The U.S. Supreme Court’s forthcoming decision, expected in June, in Janus v. American Federation of State, County and Municipal Employees, Council 31, is one of the most eagerly anticipated rulings this year. Even representatives of the Roman Catholic hierarchy in the U.S. have weighed in—although not all of the bishops are happy about the position they’ve taken.

At issue is the legal status of mandatory union dues for blatant political activity. Mark Janus, a child-support specialist at the Illinois Department of Healthcare and Family Services, is suing the union that represents him because he doesn’t think he should be forced to pay dues to a union he feels does not represent his interests. Currently, in a “closed shop” state like Illinois, Janus has no choice.

Employees cannot be required to support their union’s political spending, the Supreme Court ruled in its 1977 Abood v. Detroit Board of Education decision. But workers can be compelled to pay “agency,” or “fair share,” fees to cover a union’s costs for collective bargaining and grievance arbitration.
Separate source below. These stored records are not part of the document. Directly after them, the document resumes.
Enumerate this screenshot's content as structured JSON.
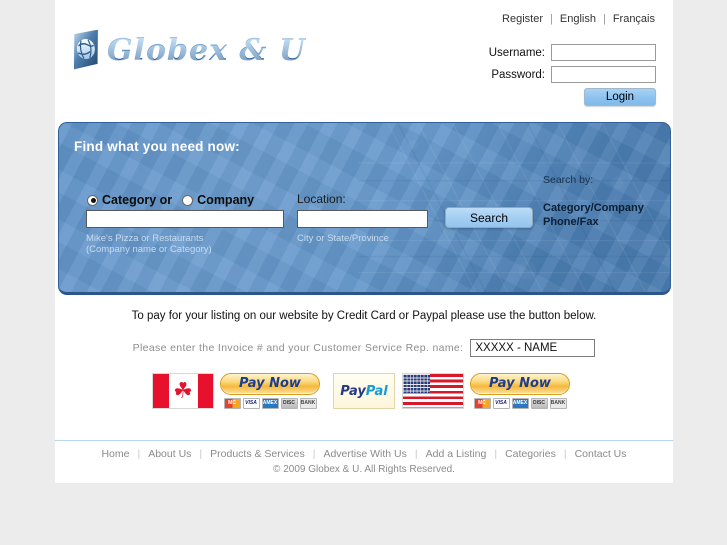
{
  "brand": {
    "name": "Globex & U",
    "logo_icon": "globe-icon"
  },
  "header": {
    "top_links": [
      {
        "label": "Register",
        "name": "register"
      },
      {
        "label": "English",
        "name": "english"
      },
      {
        "label": "Français",
        "name": "francais"
      }
    ],
    "separator": "|",
    "login": {
      "username_label": "Username:",
      "username_value": "",
      "password_label": "Password:",
      "password_value": "",
      "login_button": "Login"
    }
  },
  "search_panel": {
    "title": "Find what you need now:",
    "radio_category_label": "Category or",
    "radio_company_label": "Company",
    "selected_radio": "category",
    "query_value": "",
    "query_hint_line1": "Mike's Pizza or Restaurants",
    "query_hint_line2": "(Company name or Category)",
    "location_label": "Location:",
    "location_value": "",
    "location_hint": "City or State/Province",
    "search_button": "Search",
    "search_by_label": "Search by:",
    "search_by_line1": "Category/Company",
    "search_by_line2": "Phone/Fax"
  },
  "payment": {
    "intro": "To pay for your listing on our website by Credit Card or Paypal please use the button below.",
    "invoice_label": "Please enter the Invoice # and your Customer Service Rep. name:",
    "invoice_value": "XXXXX - NAME",
    "canada": {
      "flag_name": "canada-flag-icon",
      "flag_glyph": "☘",
      "pay_button": "Pay Now"
    },
    "usa": {
      "flag_name": "usa-flag-icon",
      "pay_button": "Pay Now"
    },
    "paypal_logo_text_a": "Pay",
    "paypal_logo_text_b": "Pal",
    "cards": [
      {
        "name": "mastercard",
        "label": "MC"
      },
      {
        "name": "visa",
        "label": "VISA"
      },
      {
        "name": "amex",
        "label": "AMEX"
      },
      {
        "name": "discover",
        "label": "DISC"
      },
      {
        "name": "bank",
        "label": "BANK"
      }
    ]
  },
  "footer": {
    "links": [
      {
        "label": "Home",
        "name": "home"
      },
      {
        "label": "About Us",
        "name": "about-us"
      },
      {
        "label": "Products & Services",
        "name": "products-services"
      },
      {
        "label": "Advertise With Us",
        "name": "advertise-with-us"
      },
      {
        "label": "Add a Listing",
        "name": "add-a-listing"
      },
      {
        "label": "Categories",
        "name": "categories"
      },
      {
        "label": "Contact Us",
        "name": "contact-us"
      }
    ],
    "separator": "|",
    "copyright": "© 2009 Globex & U. All Rights Reserved."
  },
  "colors": {
    "panel_blue": "#5f93c9",
    "panel_border": "#33609c",
    "button_blue": "#a5cff2",
    "paynow_gold": "#f6b73c",
    "footer_text": "#8b8b8b",
    "rule_blue": "#bcd8ee"
  }
}
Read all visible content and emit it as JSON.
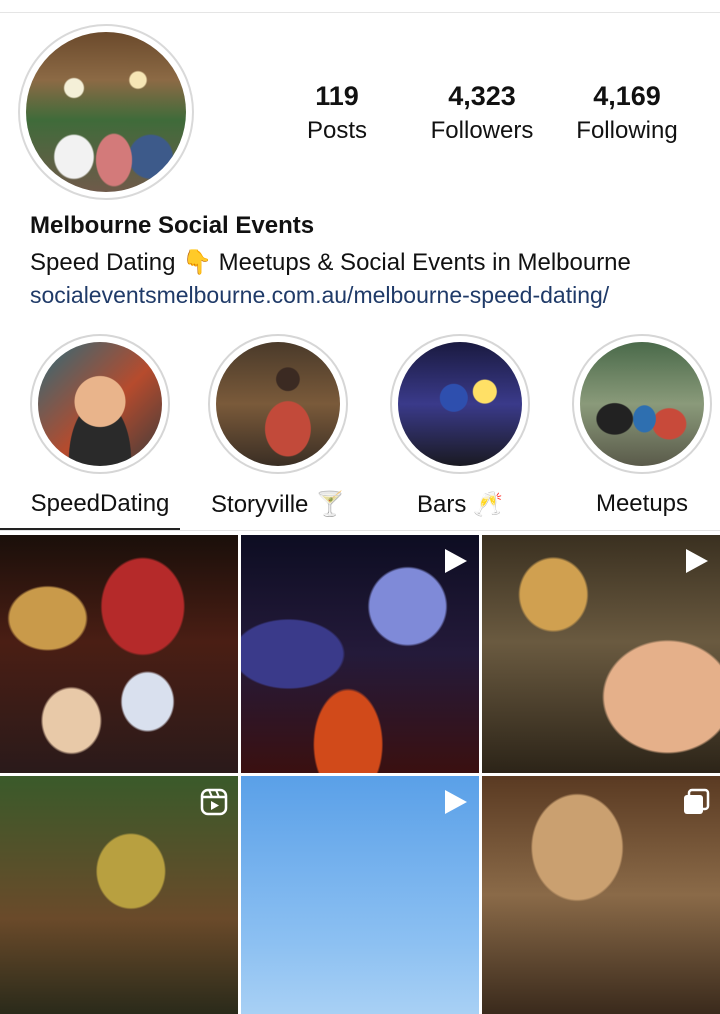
{
  "profile": {
    "stats": {
      "posts": {
        "value": "119",
        "label": "Posts"
      },
      "followers": {
        "value": "4,323",
        "label": "Followers"
      },
      "following": {
        "value": "4,169",
        "label": "Following"
      }
    },
    "name": "Melbourne Social Events",
    "bio": "Speed Dating 👇 Meetups & Social Events in Melbourne",
    "link": "socialeventsmelbourne.com.au/melbourne-speed-dating/"
  },
  "highlights": [
    {
      "label": "SpeedDating"
    },
    {
      "label": "Storyville 🍸"
    },
    {
      "label": "Bars 🥂"
    },
    {
      "label": "Meetups"
    }
  ],
  "grid": {
    "tiles": [
      {
        "type": "photo"
      },
      {
        "type": "video",
        "icon": "play-icon"
      },
      {
        "type": "video",
        "icon": "play-icon"
      },
      {
        "type": "reel",
        "icon": "reel-icon"
      },
      {
        "type": "video",
        "icon": "play-icon"
      },
      {
        "type": "carousel",
        "icon": "carousel-icon"
      }
    ]
  },
  "colors": {
    "link": "#1f3a68",
    "ring": "#d6d6d6",
    "text": "#111111"
  }
}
Hopefully, the Janus decision will clarify, once and for all, what constitutes unlawful political spending.

To be sure, unions still commonly endorse political candidates with coerced dues. Moreover, for public-sector unions, even collective bargaining is inherently political, since compensation and staffing levels affect taxpayers and thus constitute compelled speech that violates employees’ First Amendment rights.

Justice Anthony Kennedy nailed it when he asserted, during oral arguments before the court in February, “What we’re talking about here is compelled justification and compelled subsidization of a private party, a private party that expresses political views constantly.”

Kennedy also harshly questioned the Illinois solicitor general. The union, he asked, “can be a partner with you [the state] in advocating for a greater size workforce, against privatization, against merit promotion, for teacher tenure, for higher wages, for massive government, for increasing bonded indebtedness, for increasing taxes? That’s the interest the state has? Doesn’t it blinker reality to deny that that is what’s happening here?”

Constitutional issues aside, the bottom line for unions is that forcing the rank and file to pay dues pads their coffers and thus expands their political influence. An adverse decision would erode union membership, hastening a decades-long decline.

Fifty years ago, nearly a third of U.S. workers belonged to a union, but membership has hit a record low of 10.7 percent for the past two years. The Janus case is significant because 34.4 percent of public-sector workers remain unionized, compared to just 6.5 percent in the private sector.

A ruling in favor of Janus would effectively prohibit all states from making union membership (and thus the payment of union dues) a condition of public-sector employment, letting all public employees cut off the union as if they lived in a right to work state.

But organized labor has an ally in the U.S. Conference of Catholic Bishops, which filed an amicus, or friend-of-the-court, brief in favor of the union. The clerical group contends that Catholic social doctrine favors workers’ right to organize for the protection of the vulnerable, and that right-to-work laws weaken this union power.

But not all Catholics agree. The USCCB legal brief cannot even be construed as representing a majority of American bishops.

“In fact, no vote was taken on whether to file such a brief,” writes Bishop Thomas John Paprocki of the Diocese of Springfield, Ill., which happens to be where the Janus case originated. “While church teaching clearly supports freedom of association and the right to form and join a union, it does not mandate coercing people to join a union or pay dues against their will.”

The USCCB’s brief also complained that a court ruling in favor of Janus would diminish Catholic bishops’ efforts to debate the merits of right-to-work provisions in various states by effectively rendering its advocacy efforts moot, since states could no longer enforce “closed shop” union arrangements or oppose right-to-work arrangements, as the USCCB presumably wishes.

But if the union rules the Church supports are coercive and violate workers’ constitutional rights, then prohibiting such infringements clearly must take precedence over letting the Church score some debate points later.

The Catholic Church can continue to support workers’ right to organize without supporting compelled speech or government favoritism toward unions. It should also support, and with equal fervor, a worker’s right not to be associated with, or be forced to provide financial support to, a union the worker feels doesn’t represent his or her interests or beliefs. So, too, should the Supreme Court.